14. Which of the following opioid antagonists can be used to mitigate peripheral AE’s w/o compromising analgesia? Methylnaltrexone —> does not cross BBB due to methyl.
15. Which antagonist would be most appropriately used in tx of addiction? Naltrexone b/c good oral bioavailability. 
16. The mild pain relief from codeine is: due to conversion to morphine. Pt who is ultra-rapid metabolizer of CYP2D6 can have trouble; neonatal deaths from mom taking codeine and breastfeeding. 
17. Case of man with gastric cancer and admin of crushed tablets. What can you not give? Sustained release oxycodone PGT because crushing would alter the pharmacokinetics of this drug. 
18. Pt with renal problems. Which med? Hydromorphone tablets bc not metabolized to any pharmacologically active metabolite. Oxycodone is the other opiate most suitable for use in pts with renal insufficiency. 

Respiratory depression

22

Why might you see tachycardia in a pt to whom you administer an opiate?

- Because they are still in pain 

- REMEMBER: tachycardia is NOT an AE of pain mgmt with opiate analgesics

 

 

23

What 2 things should you be concerned about in a pt that presents with pinpoint pupils?

- Opiate overdose 

- Pontine hemorrhage 
 

24

What would be the most appropriate tx for a pt who has become progressively obtunded since their last opiate dose?

- Naloxone -> titrate dose 

 

25

What opioid antagonist can be used to mitigate peripheral AE's w/o compromising analgesia?

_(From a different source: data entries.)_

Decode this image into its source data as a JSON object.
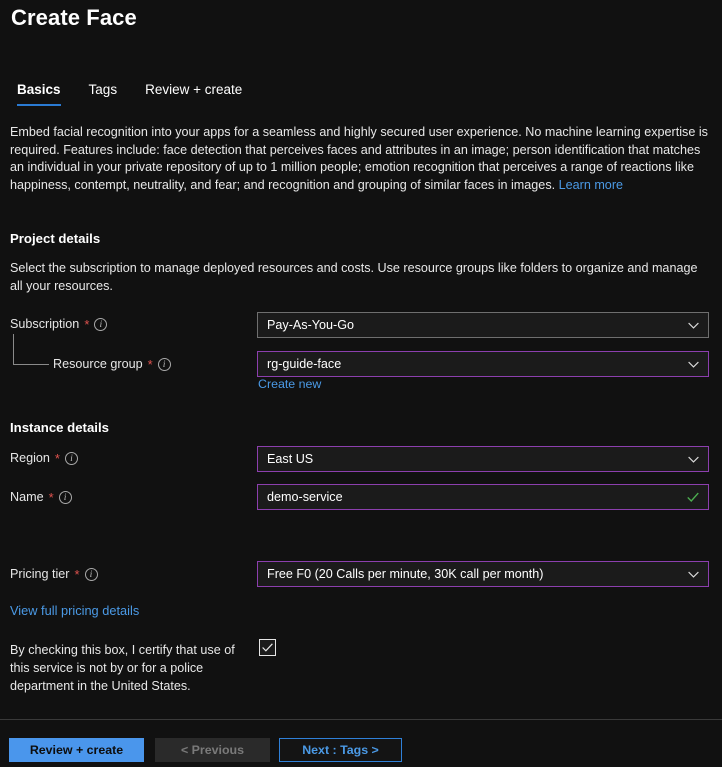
{
  "page": {
    "title": "Create Face"
  },
  "tabs": [
    {
      "label": "Basics",
      "active": true
    },
    {
      "label": "Tags",
      "active": false
    },
    {
      "label": "Review + create",
      "active": false
    }
  ],
  "description": {
    "body": "Embed facial recognition into your apps for a seamless and highly secured user experience. No machine learning expertise is required. Features include: face detection that perceives faces and attributes in an image; person identification that matches an individual in your private repository of up to 1 million people; emotion recognition that perceives a range of reactions like happiness, contempt, neutrality, and fear; and recognition and grouping of similar faces in images. ",
    "learn_more": "Learn more"
  },
  "project_details": {
    "heading": "Project details",
    "subtext": "Select the subscription to manage deployed resources and costs. Use resource groups like folders to organize and manage all your resources.",
    "subscription": {
      "label": "Subscription",
      "required": "*",
      "value": "Pay-As-You-Go"
    },
    "resource_group": {
      "label": "Resource group",
      "required": "*",
      "value": "rg-guide-face",
      "create_new": "Create new"
    }
  },
  "instance_details": {
    "heading": "Instance details",
    "region": {
      "label": "Region",
      "required": "*",
      "value": "East US"
    },
    "name": {
      "label": "Name",
      "required": "*",
      "value": "demo-service"
    },
    "pricing_tier": {
      "label": "Pricing tier",
      "required": "*",
      "value": "Free F0 (20 Calls per minute, 30K call per month)"
    },
    "pricing_link": "View full pricing details"
  },
  "certification": {
    "text": "By checking this box, I certify that use of this service is not by or for a police department in the United States.",
    "checked": true
  },
  "footer": {
    "review_create": "Review + create",
    "previous": "< Previous",
    "next": "Next : Tags >"
  },
  "colors": {
    "background": "#111111",
    "accent_blue": "#4b9ae6",
    "tab_underline": "#2a7ad2",
    "field_border_focus": "#8c3fae",
    "field_border": "#6f6f6f",
    "required_asterisk": "#e0534f",
    "valid_check": "#4caf50",
    "primary_button": "#4a96ec"
  }
}
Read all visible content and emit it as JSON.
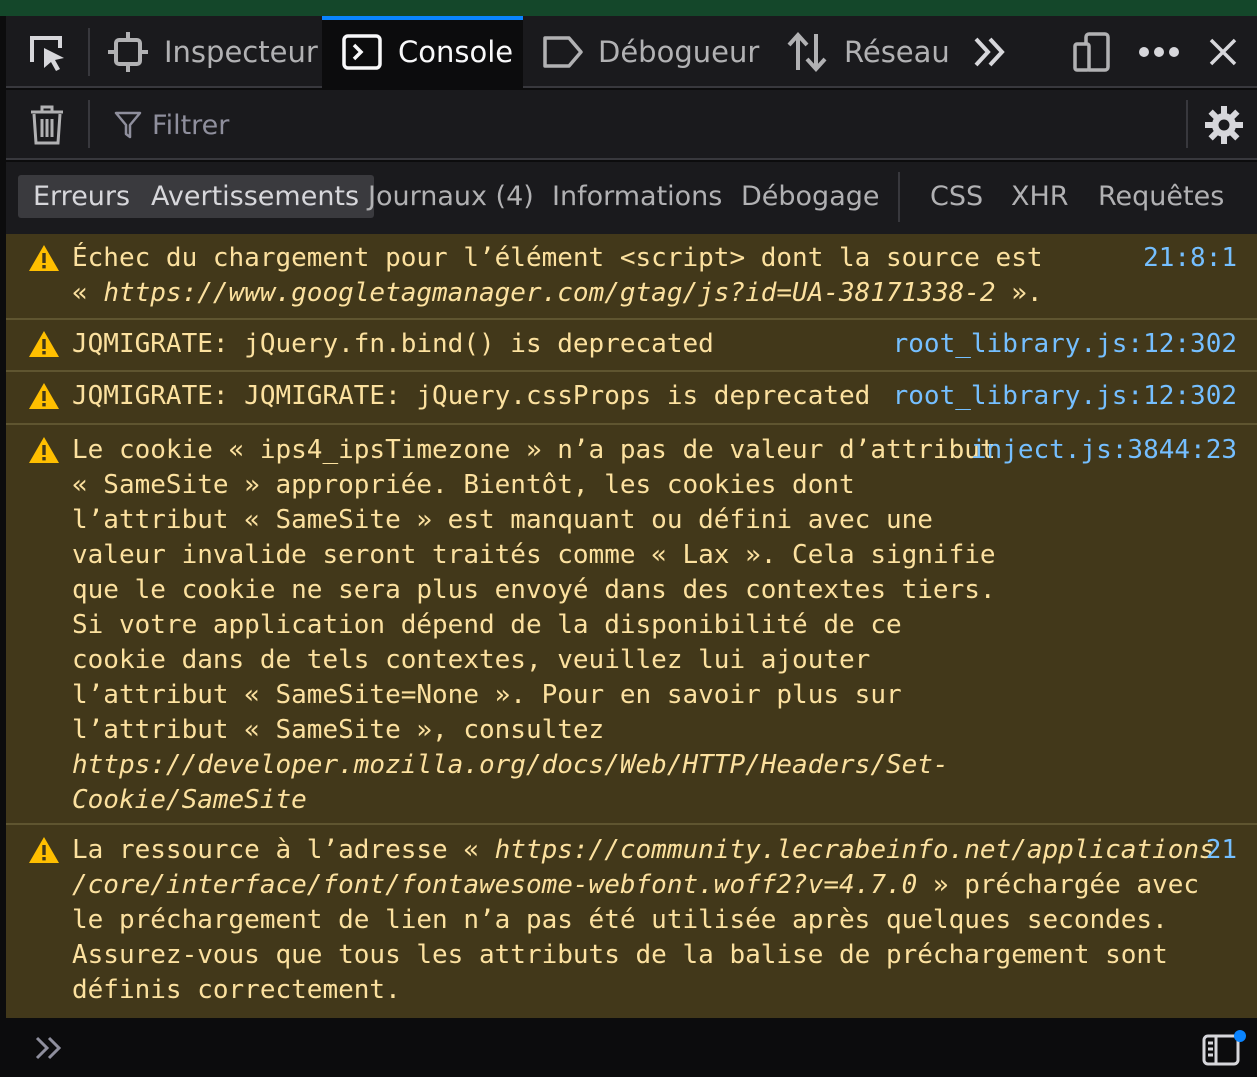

- Methylnaltrexone -> does NOT cross BBB due to methyl group

 

 

26

Which antagonist would be most appropriately used in tx of addiction?

- Naltrexone -> good oral bioavailability 

 

27

The mild pain relief from codeine is due to...?

15. Which antagonist would be most appropriately used in tx of addiction? Naltrexone b/c good oral bioavailability. 
16. The mild pain relief from codeine is: due to conversion to morphine. Pt who is ultra-rapid metabolizer of CYP2D6 can have trouble; neonatal deaths from mom taking codeine and breastfeeding. 
17. Case of man with gastric cancer and admin of crushed tablets. What can you not give? Sustained release oxycodone PGT because crushing would alter the pharmacokinetics of this drug. 
18. Pt with renal problems. Which med? Hydromorphone tablets bc not metabolized to any pharmacologically active metabolite. Oxycodone is the other opiate most suitable for use in pts with renal insufficiency. 

28

Man with gastric cancer and admin of crushed tablets via EG tube. What can you NOT give?

- Sustained release oxycodone PGT because crushing would alter the pharmacokinetics (how the body affects the drug) of the drug 

 

29

Pt with renal problems who needs analgesia. What can you give?

- Hydromorphone tablets bc not metabolized to any pharmacologically active metabolite

- Oxycodone is the other opiate most suitable for use in pts with renal insufficiency 

30

Why is methadone used in short-term tx of pts experiencing opiate withdrawal symptoms?

- It has a long half-life, so you can space out dosing, and this allows body to become re-acquainted with drug-free state